Taking time and care, microwave at half power for just a few seconds at a time until the pieces are about ⅔ melted. Don’t rush as the chocolate will overheat and then will not temper. The end temperature should be barely warm (32ºC/90°F). To test this, dip your finger into the chocolate and touch it just under your bottom lip. If it feels like ‘nothing’, neither hot nor cold, it is the correct temperature.
Temper test: Tempered chocolate looks cohesive and will show a path if stirred. If it is ready to use, it will pass this simple test: a little dribble or dab on a clean plate will set within a minute or two with even consistency and a glossy appearance.*

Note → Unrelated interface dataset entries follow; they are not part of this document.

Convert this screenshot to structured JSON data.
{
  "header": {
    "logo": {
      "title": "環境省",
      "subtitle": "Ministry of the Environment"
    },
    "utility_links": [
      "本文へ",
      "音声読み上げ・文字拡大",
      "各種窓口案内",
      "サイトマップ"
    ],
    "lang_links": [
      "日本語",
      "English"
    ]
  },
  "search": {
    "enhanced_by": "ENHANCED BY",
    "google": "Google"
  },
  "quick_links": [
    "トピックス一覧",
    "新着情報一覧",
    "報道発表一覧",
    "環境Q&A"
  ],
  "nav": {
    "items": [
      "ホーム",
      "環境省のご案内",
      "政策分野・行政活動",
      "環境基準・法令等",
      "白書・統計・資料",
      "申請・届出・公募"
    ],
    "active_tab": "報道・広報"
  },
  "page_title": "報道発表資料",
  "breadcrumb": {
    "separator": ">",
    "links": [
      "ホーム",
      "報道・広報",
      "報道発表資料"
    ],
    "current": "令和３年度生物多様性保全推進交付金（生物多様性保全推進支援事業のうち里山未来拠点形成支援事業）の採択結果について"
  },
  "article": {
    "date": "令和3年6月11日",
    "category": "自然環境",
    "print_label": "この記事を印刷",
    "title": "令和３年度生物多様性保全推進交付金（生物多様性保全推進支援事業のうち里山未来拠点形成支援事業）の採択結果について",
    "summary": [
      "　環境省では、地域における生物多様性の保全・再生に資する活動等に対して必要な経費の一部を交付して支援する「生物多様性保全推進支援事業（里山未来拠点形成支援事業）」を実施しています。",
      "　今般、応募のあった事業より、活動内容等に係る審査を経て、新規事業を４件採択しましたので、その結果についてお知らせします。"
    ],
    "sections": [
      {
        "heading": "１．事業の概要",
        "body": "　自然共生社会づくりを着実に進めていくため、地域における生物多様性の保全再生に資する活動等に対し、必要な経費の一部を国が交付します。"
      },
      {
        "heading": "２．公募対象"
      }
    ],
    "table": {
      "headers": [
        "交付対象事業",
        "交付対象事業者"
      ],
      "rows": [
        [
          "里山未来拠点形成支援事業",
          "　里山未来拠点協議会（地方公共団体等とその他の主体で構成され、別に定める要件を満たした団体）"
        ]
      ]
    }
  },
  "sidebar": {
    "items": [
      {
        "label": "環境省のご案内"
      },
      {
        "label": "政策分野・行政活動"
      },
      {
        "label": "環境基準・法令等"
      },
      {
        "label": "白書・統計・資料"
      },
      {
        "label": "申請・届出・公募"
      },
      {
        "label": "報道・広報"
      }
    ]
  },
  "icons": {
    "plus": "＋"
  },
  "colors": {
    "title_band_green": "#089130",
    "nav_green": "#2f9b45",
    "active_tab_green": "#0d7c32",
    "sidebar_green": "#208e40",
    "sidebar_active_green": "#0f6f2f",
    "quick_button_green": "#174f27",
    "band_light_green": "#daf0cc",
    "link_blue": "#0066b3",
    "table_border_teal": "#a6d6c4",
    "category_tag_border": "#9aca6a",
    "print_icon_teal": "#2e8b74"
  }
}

As you use the chocolate it may become thick and cold. Rewarm carefully for just a few seconds at a time to keep it tempered and flowing, without going over 32ºC/90°F.
TO TEMPER IN A DOUBLE BOILER
Place ⅔ of the chocolate in a double boiler or in a bowl set over a pan/pot of steamy but not simmering water. Using a silicone spatula gently ‘massage’ the chocolate until fully melted. Remove bowl from heat and place on a dishtowel. Sprinkle in half the remaining chocolate and continue to massage with spatula until smooth and completely melted. Add remaining chocolate and repeat. Check your chocolate is ready using the ‘temper test’ (see above).
If the tempered chocolate begins to harden around the edges of the bowl, return to the double boiler for a few minutes and gently stir until it returns to a smooth liquid.
To cover the truffles
Place one of the truffles into the melted chocolate and quickly submerge. Fish out with a small fork or dipping tool, allow excess chocolate to drain for a few seconds then place the coated truffle on prepared tray to set. Repeat with remaining truffles. Drizzle with melted white chocolate if wished.
* If you end up with untempered chocolate, there is a back-up plan! Stir in 2 Tbsp/30 ml/1 fl oz of melted fat (any sort of shortening or oil will work). This is another way to give a cohesive quality and keep crystals from separating. You still need to gently warm and stir it as it is used. The downside is that the coating will not be as hard or durable as tempered chocolate, so take care to keep your finished truffles cool.
From the author: with many thanks to my pastry instructor Peggy Alter, creator of Pastry Pieces/www.pastrypieces.com, who taught me the best way to make truffles!